Isaiah Hartenstein

Pro affiliation: Lithuanian league.

Ht.: 7-0 Wt.: 225.

Pos.: Power forward/center.

Comment: While he was born in Oregon, Hartenstein, of German descent, has played professionally in Europe. A relatively high skill level for a big man.

Ivan Rabb
California's Ivan Rabb, right, would add depth to a Jazz team on the rise. John Locher AP

24. Utah

Ivan Rabb

College: California.

Ht.: 6-11. Wt.: 220.

Pos.: Power forward.

Comment: A good shooter (54 percent from the field and 40 percent from the college 3-point line), Rabb would add depth to a Jazz team on the rise.

IkeAnigbogu
Picking UCLA's Ike Anigbogu defines drafting on potential. John Locher AP

25. Orlando (from Toronto)

Ike Anigbogu

College: UCLA.

Ht.: 6-10 Wt.: 250.

Pos.: Center/power forward.

Comment: There’s not a lot of data on Anigbogu, in that he averaged just 13 minutes in his only college season with the Bruins. So this defines drafting on potential.

Jordan Bell
Oregon's Jordan Bell would need to improve considerably to stretch the floor with 3-point shooting, Charles Rex Arbogast AP

26. Portland (from Cleveland)

Jordan Bell

College: Oregon.

Ht.: 6-8. Wt.: 225.

Pos.: Power forward.

Comment: A good shotblocker for his size. Bell’s offense is almost entirely at the rim. He’d need to improve considerably to stretch the floor with 3-point shooting, as so many NBA power forwards now do.

Tyler Lydon
Syracuse's Tyler Lydon, right, is a very good shooter. Nam Y. Huh AP

27. Brooklyn (from Boston)

Tyler Lydon

College: Syracuse.

Ht.: 6-9 Wt.: 215.

Pos.: Power forward.

Comment: A very good shooter who averaged 39 percent from the college 3-point line and 83 percent from the foul line for the Orangemen last season.

28. L.A. Lakers (from Houston)

Anzejs Pasecniks

Pro affiliation: Latvian pro.

Ht.: 7-2. Wt.: 229.

Pos.: Center.

Comment: The European pro system leans on experience over potential, so he didn’t play all that much last season for Gran Canaria.

tonybradleycropped
North Carolina’s Tony Bradley, center, chose to stay in this draft rather than return to Chapel Hill. Robert Willett rwillett@newsobserver.com
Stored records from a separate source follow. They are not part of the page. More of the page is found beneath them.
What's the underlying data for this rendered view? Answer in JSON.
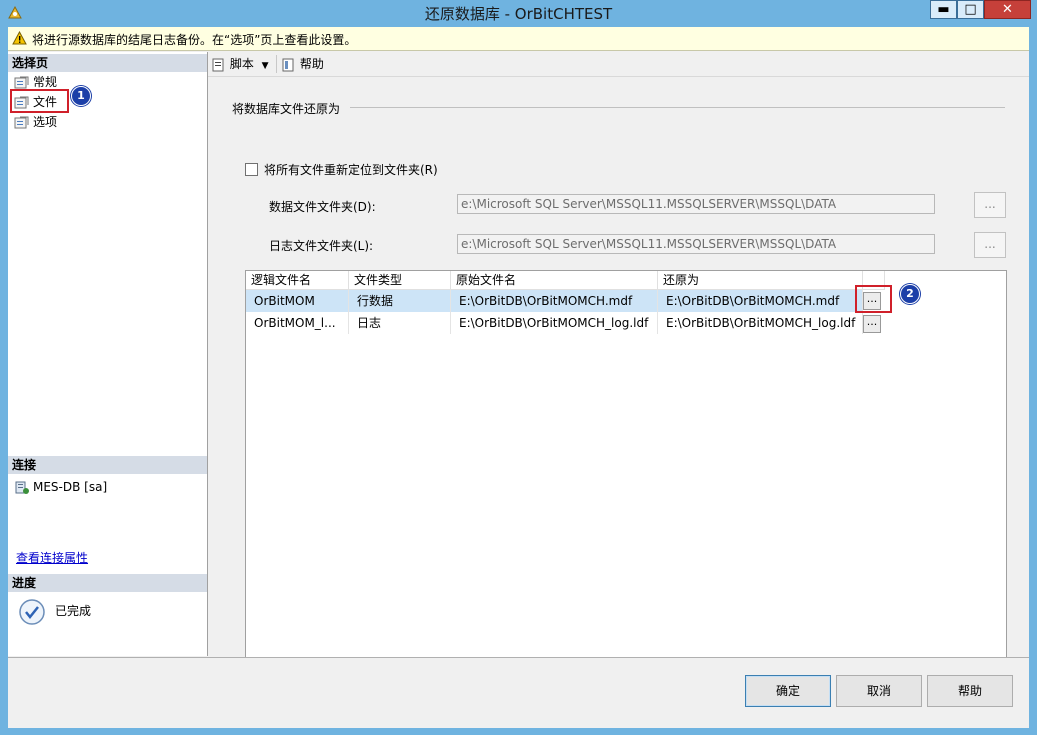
{
  "window": {
    "title": "还原数据库 - OrBitCHTEST",
    "min_glyph": "▬",
    "max_glyph": "□",
    "close_glyph": "✕"
  },
  "warning": {
    "text": "将进行源数据库的结尾日志备份。在“选项”页上查看此设置。",
    "icon": "warning-icon"
  },
  "left": {
    "select_page_header": "选择页",
    "pages": [
      {
        "label": "常规",
        "icon": "page-icon"
      },
      {
        "label": "文件",
        "icon": "page-icon"
      },
      {
        "label": "选项",
        "icon": "page-icon"
      }
    ],
    "connection_header": "连接",
    "connection": "MES-DB [sa]",
    "view_props_link": "查看连接属性",
    "progress_header": "进度",
    "progress_status": "已完成"
  },
  "toolbar": {
    "script_label": "脚本",
    "help_label": "帮助"
  },
  "section": {
    "title": "将数据库文件还原为",
    "relocate_label": "将所有文件重新定位到文件夹(R)",
    "relocate_checked": false,
    "data_folder_label": "数据文件文件夹(D):",
    "data_folder_value": "e:\\Microsoft SQL Server\\MSSQL11.MSSQLSERVER\\MSSQL\\DATA",
    "log_folder_label": "日志文件文件夹(L):",
    "log_folder_value": "e:\\Microsoft SQL Server\\MSSQL11.MSSQLSERVER\\MSSQL\\DATA",
    "browse_label": "..."
  },
  "grid": {
    "headers": [
      "逻辑文件名",
      "文件类型",
      "原始文件名",
      "还原为"
    ],
    "rows": [
      {
        "logical": "OrBitMOM",
        "type": "行数据",
        "original": "E:\\OrBitDB\\OrBitMOMCH.mdf",
        "restore_as": "E:\\OrBitDB\\OrBitMOMCH.mdf",
        "browse": "..."
      },
      {
        "logical": "OrBitMOM_l...",
        "type": "日志",
        "original": "E:\\OrBitDB\\OrBitMOMCH_log.ldf",
        "restore_as": "E:\\OrBitDB\\OrBitMOMCH_log.ldf",
        "browse": "..."
      }
    ]
  },
  "annotations": {
    "badge1": "1",
    "badge2": "2",
    "highlight_color": "#d0202a",
    "badge_color": "#1c3fa8"
  },
  "footer": {
    "ok": "确定",
    "cancel": "取消",
    "help": "帮助"
  }
}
29. San Antonio

Tony Bradley

College: North Carolina.

Ht.: 6-10. Wt.: 248.

Pos.: Center.

Comment: On the fringe of the first round, Bradley chose to stay in this draft rather than return to Chapel Hill for a chance to help the Tar Heels defend their national championship.
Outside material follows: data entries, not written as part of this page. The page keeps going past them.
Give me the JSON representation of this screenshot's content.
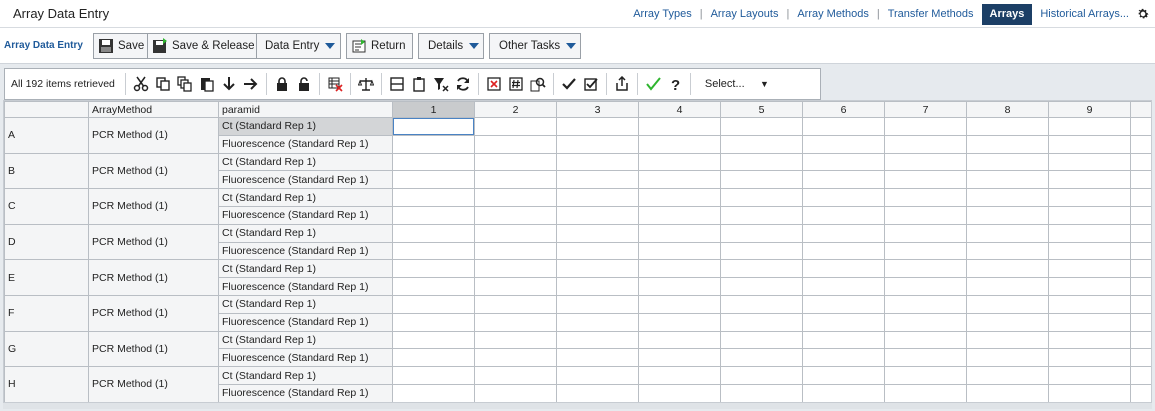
{
  "window": {
    "title": "Array Data Entry"
  },
  "topnav": {
    "links": [
      "Array Types",
      "Array Layouts",
      "Array Methods",
      "Transfer Methods",
      "Arrays",
      "Historical Arrays..."
    ],
    "active": "Arrays",
    "separator": "|"
  },
  "actionbar": {
    "label": "Array Data Entry",
    "save": "Save",
    "save_release": "Save & Release",
    "data_entry": "Data Entry",
    "return": "Return",
    "details": "Details",
    "other_tasks": "Other Tasks"
  },
  "toolbar": {
    "count": "All 192 items retrieved",
    "select": "Select...",
    "icons": [
      "cut-icon",
      "copy-icon",
      "copy-multiple-icon",
      "paste-icon",
      "arrow-down-icon",
      "arrow-right-icon",
      "lock-icon",
      "unlock-icon",
      "clear-cells-icon",
      "balance-icon",
      "split-view-icon",
      "clipboard-icon",
      "filter-clear-icon",
      "refresh-icon",
      "delete-cell-icon",
      "hash-icon",
      "find-icon",
      "check-icon",
      "checkbox-icon",
      "export-icon",
      "green-check-icon",
      "help-icon"
    ]
  },
  "grid": {
    "headers": {
      "row": "",
      "method": "ArrayMethod",
      "param": "paramid"
    },
    "columns": [
      "1",
      "2",
      "3",
      "4",
      "5",
      "6",
      "7",
      "8",
      "9"
    ],
    "rows": [
      {
        "label": "A",
        "method": "PCR Method (1)",
        "params": [
          "Ct (Standard Rep 1)",
          "Fluorescence (Standard Rep 1)"
        ]
      },
      {
        "label": "B",
        "method": "PCR Method (1)",
        "params": [
          "Ct (Standard Rep 1)",
          "Fluorescence (Standard Rep 1)"
        ]
      },
      {
        "label": "C",
        "method": "PCR Method (1)",
        "params": [
          "Ct (Standard Rep 1)",
          "Fluorescence (Standard Rep 1)"
        ]
      },
      {
        "label": "D",
        "method": "PCR Method (1)",
        "params": [
          "Ct (Standard Rep 1)",
          "Fluorescence (Standard Rep 1)"
        ]
      },
      {
        "label": "E",
        "method": "PCR Method (1)",
        "params": [
          "Ct (Standard Rep 1)",
          "Fluorescence (Standard Rep 1)"
        ]
      },
      {
        "label": "F",
        "method": "PCR Method (1)",
        "params": [
          "Ct (Standard Rep 1)",
          "Fluorescence (Standard Rep 1)"
        ]
      },
      {
        "label": "G",
        "method": "PCR Method (1)",
        "params": [
          "Ct (Standard Rep 1)",
          "Fluorescence (Standard Rep 1)"
        ]
      },
      {
        "label": "H",
        "method": "PCR Method (1)",
        "params": [
          "Ct (Standard Rep 1)",
          "Fluorescence (Standard Rep 1)"
        ]
      }
    ]
  },
  "colors": {
    "accent": "#1f5a9a",
    "active_nav": "#1c3f66",
    "check_green": "#2fb52f"
  }
}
Semi Ojeleye
SMU forward Semi Ojeleye, left, has a nice jump shot. Tim Sharp AP

30. Utah (from Golden State)

Semi Ojeleye

College: Southern Methodist.

Ht.: 6-7. Wt.: 241.

Pos.: Small forward.

Comment: He has a nice jump shot, making 42 percent of his 3-point attempts from the college line for the Mustangs last season.

Rick Bonnell: 704-358-5129, @rick_bonnell

  Comments